[Prompt]
Look through the records below, and copy out every line that holds the string "title".

--

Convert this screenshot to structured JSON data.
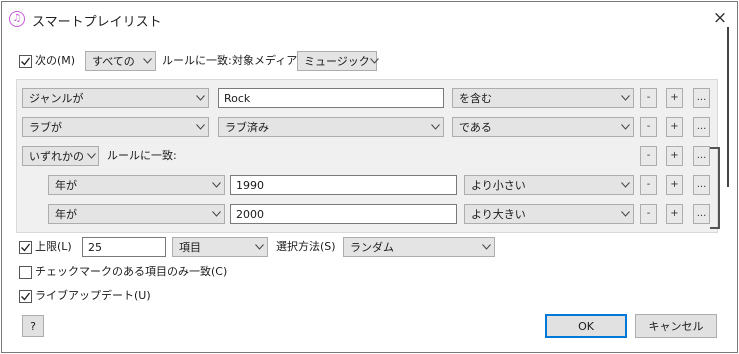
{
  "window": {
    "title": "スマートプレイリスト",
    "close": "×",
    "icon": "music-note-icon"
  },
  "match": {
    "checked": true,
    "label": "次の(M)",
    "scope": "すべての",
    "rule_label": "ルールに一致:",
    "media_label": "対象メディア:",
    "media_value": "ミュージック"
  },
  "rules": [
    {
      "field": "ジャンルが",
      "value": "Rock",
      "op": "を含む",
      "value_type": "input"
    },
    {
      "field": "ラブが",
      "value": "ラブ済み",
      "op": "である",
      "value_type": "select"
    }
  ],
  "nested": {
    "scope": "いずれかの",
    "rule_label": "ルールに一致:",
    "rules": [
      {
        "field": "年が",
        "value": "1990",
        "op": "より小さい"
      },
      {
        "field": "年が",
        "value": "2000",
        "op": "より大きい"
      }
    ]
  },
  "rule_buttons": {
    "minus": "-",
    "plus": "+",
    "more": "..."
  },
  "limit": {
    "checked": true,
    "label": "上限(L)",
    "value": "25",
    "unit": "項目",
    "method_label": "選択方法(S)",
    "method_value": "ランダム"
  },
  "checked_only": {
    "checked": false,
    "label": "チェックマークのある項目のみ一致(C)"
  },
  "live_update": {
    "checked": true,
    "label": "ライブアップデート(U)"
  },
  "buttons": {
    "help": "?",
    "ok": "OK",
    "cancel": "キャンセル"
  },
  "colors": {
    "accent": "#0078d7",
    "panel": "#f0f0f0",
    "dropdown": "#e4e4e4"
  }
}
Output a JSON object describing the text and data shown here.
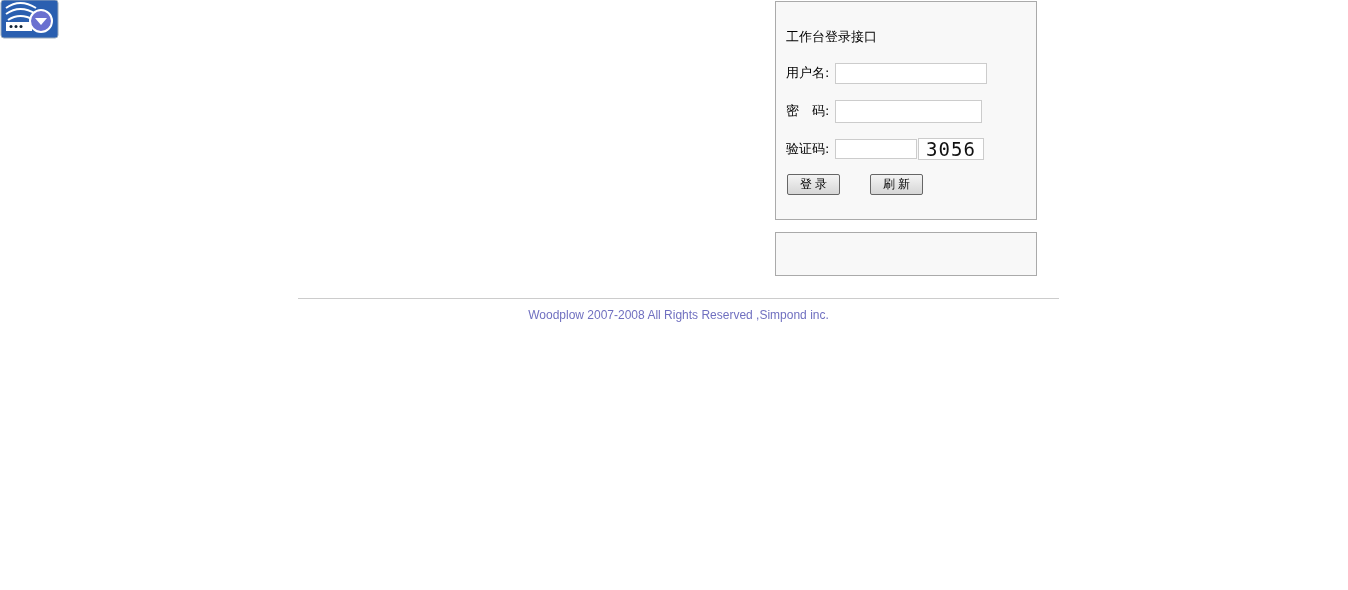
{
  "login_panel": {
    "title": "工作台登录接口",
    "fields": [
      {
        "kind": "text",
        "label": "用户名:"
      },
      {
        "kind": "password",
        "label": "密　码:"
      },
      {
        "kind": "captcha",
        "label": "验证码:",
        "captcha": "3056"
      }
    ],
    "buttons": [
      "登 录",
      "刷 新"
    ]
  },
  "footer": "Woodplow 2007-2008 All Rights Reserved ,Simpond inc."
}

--

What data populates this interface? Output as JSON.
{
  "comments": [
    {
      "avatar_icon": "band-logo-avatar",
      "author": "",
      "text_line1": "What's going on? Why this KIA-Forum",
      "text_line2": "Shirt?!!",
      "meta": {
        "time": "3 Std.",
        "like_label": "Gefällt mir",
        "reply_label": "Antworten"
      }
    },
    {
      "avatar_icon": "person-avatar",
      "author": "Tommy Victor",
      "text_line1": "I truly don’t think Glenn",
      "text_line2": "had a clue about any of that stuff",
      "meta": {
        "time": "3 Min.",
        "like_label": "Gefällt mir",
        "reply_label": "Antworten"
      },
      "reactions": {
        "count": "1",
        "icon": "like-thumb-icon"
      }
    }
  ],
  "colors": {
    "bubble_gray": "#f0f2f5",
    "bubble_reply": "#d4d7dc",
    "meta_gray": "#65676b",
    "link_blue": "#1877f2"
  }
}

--

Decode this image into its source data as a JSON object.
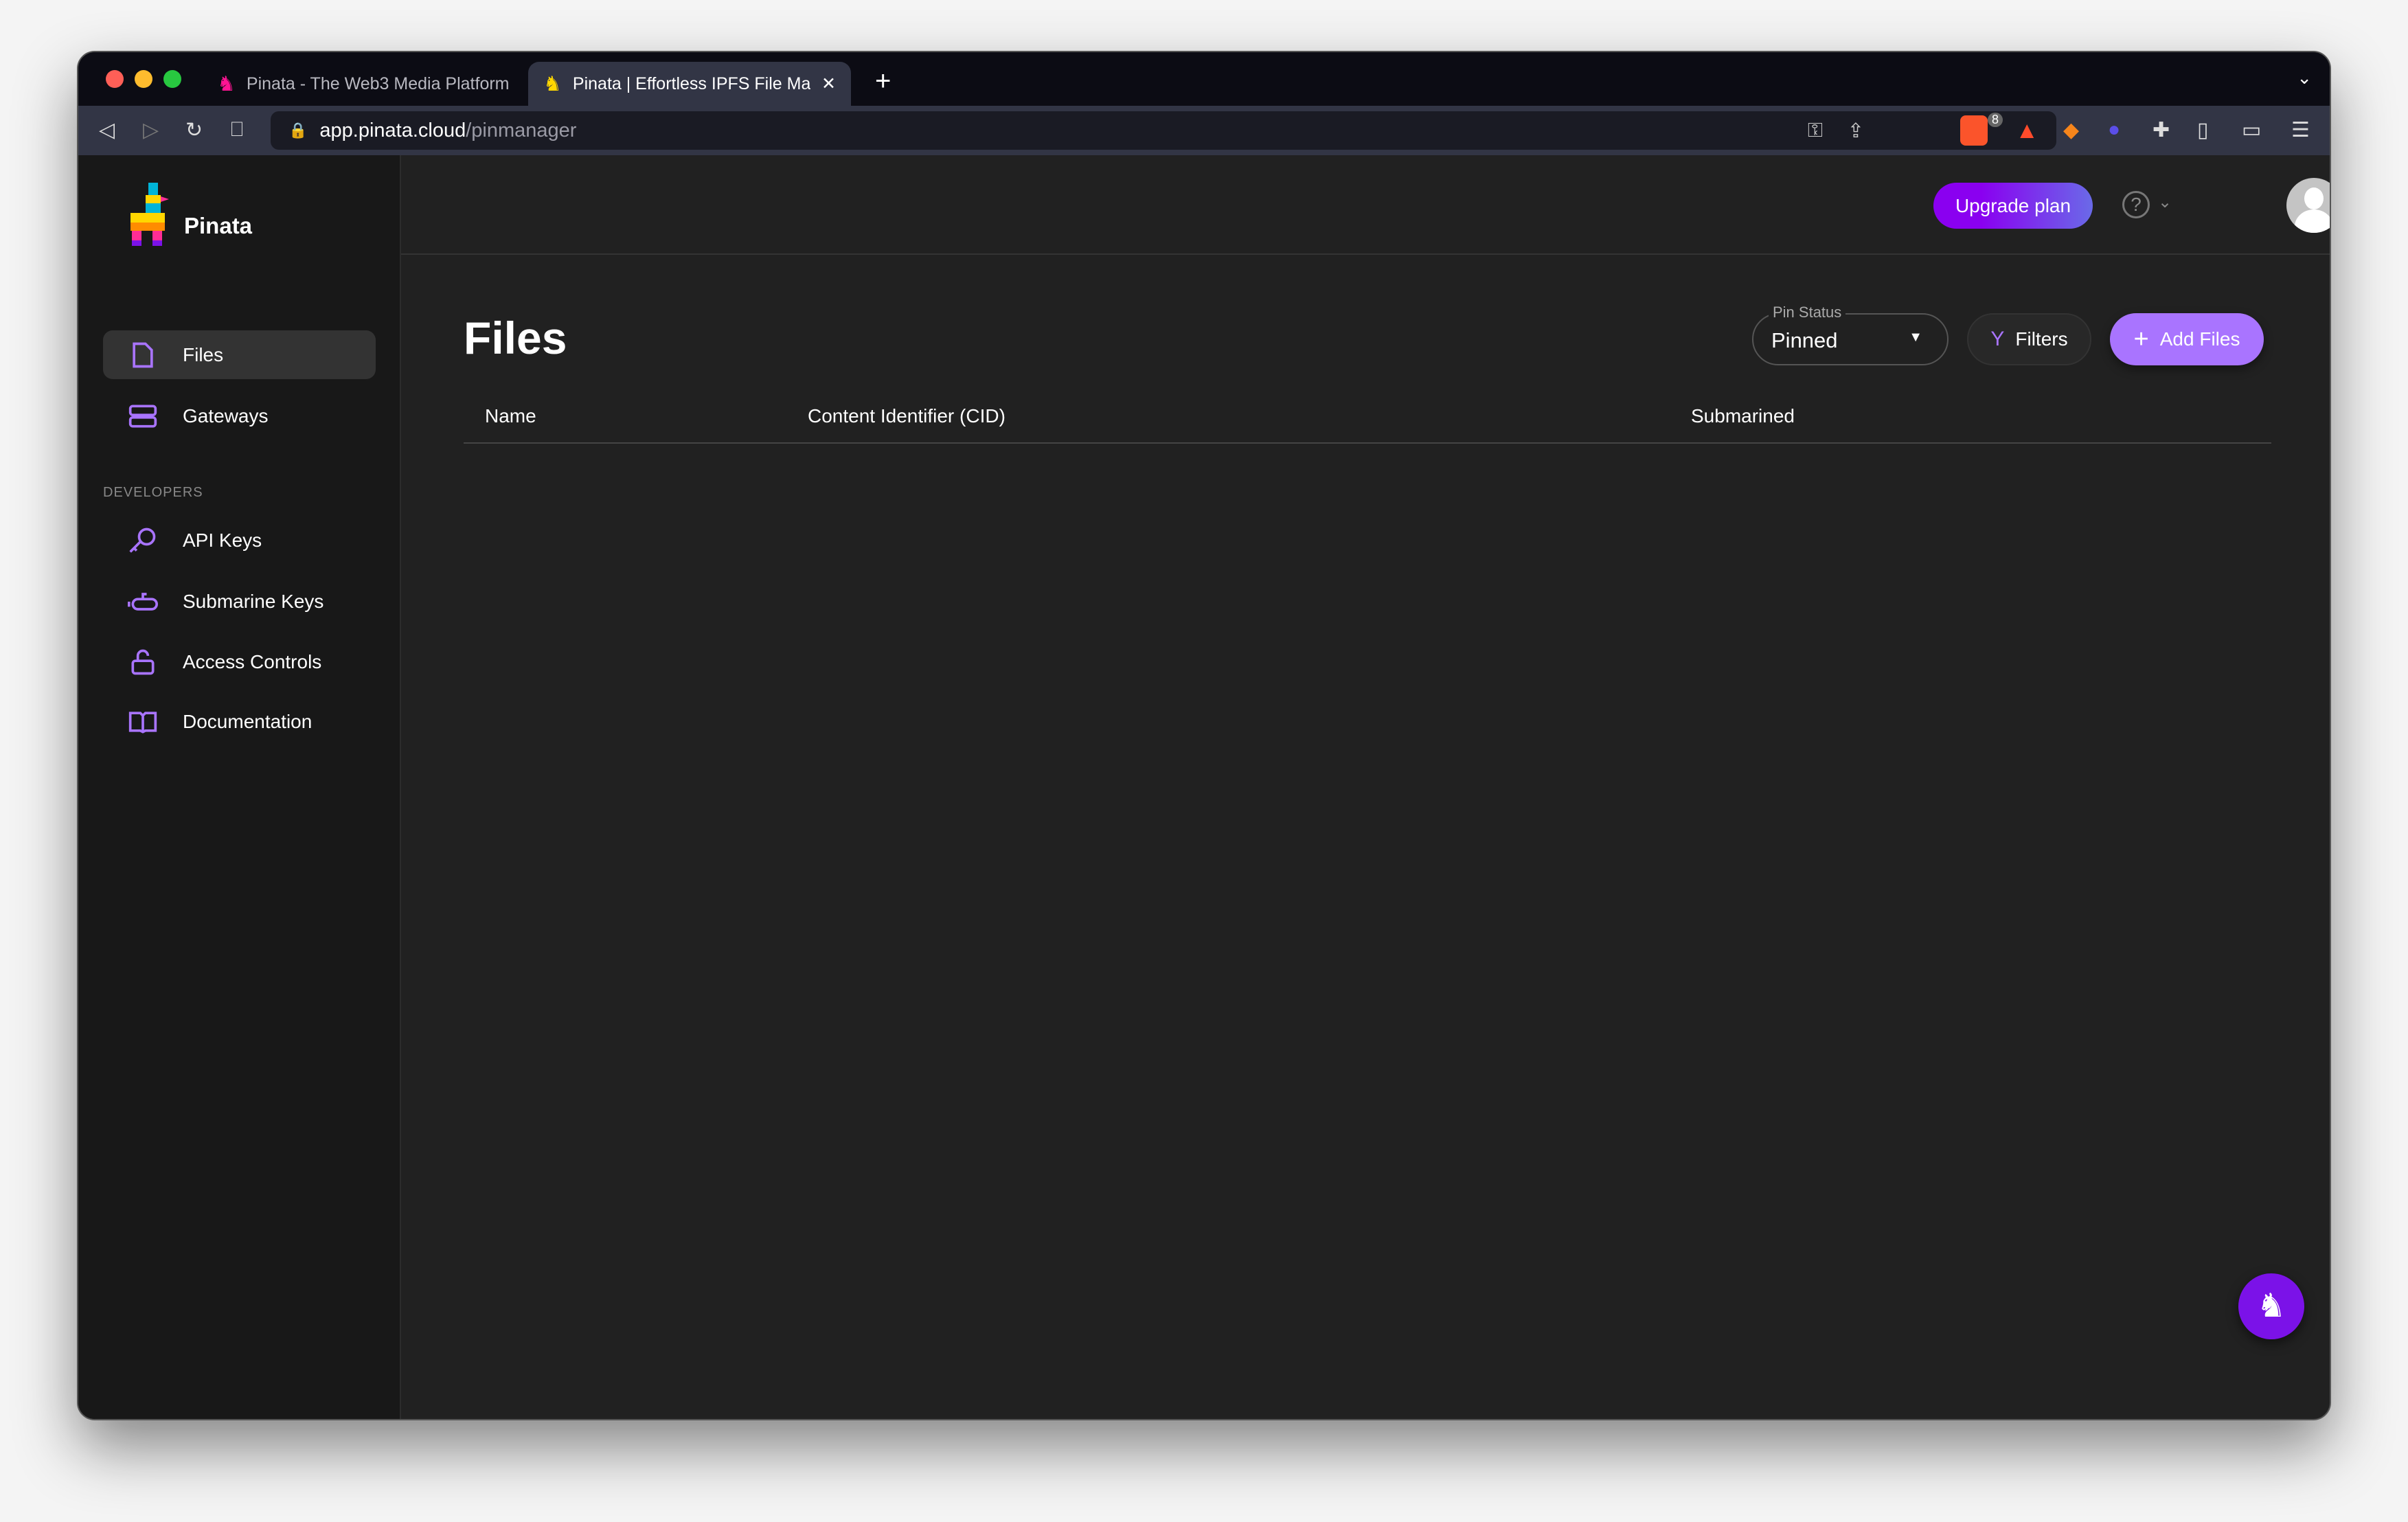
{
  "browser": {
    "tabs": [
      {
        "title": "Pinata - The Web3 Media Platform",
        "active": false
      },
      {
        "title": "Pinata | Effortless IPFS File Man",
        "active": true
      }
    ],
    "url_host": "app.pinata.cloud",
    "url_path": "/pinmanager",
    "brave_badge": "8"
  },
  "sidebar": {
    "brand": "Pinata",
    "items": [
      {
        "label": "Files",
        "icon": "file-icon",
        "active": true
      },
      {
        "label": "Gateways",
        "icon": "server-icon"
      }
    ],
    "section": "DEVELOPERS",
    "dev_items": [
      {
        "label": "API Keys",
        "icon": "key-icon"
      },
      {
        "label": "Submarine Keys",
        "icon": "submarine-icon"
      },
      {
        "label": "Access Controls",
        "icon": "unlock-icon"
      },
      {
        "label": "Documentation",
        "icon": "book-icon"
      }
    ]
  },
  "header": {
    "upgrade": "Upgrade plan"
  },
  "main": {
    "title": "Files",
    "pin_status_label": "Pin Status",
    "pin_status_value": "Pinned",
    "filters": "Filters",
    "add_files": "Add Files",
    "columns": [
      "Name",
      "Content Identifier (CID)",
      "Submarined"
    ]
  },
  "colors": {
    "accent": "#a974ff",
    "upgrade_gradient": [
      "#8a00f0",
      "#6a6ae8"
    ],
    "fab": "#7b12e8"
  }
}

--

[Finished task]
    "title": "スマートプレイリスト",
    "title": "工作台登录接口",
        "title": "Pinata - The Web3 Media Platform",
        "title": "Pinata | Effortless IPFS File Man",
    "title": "Files",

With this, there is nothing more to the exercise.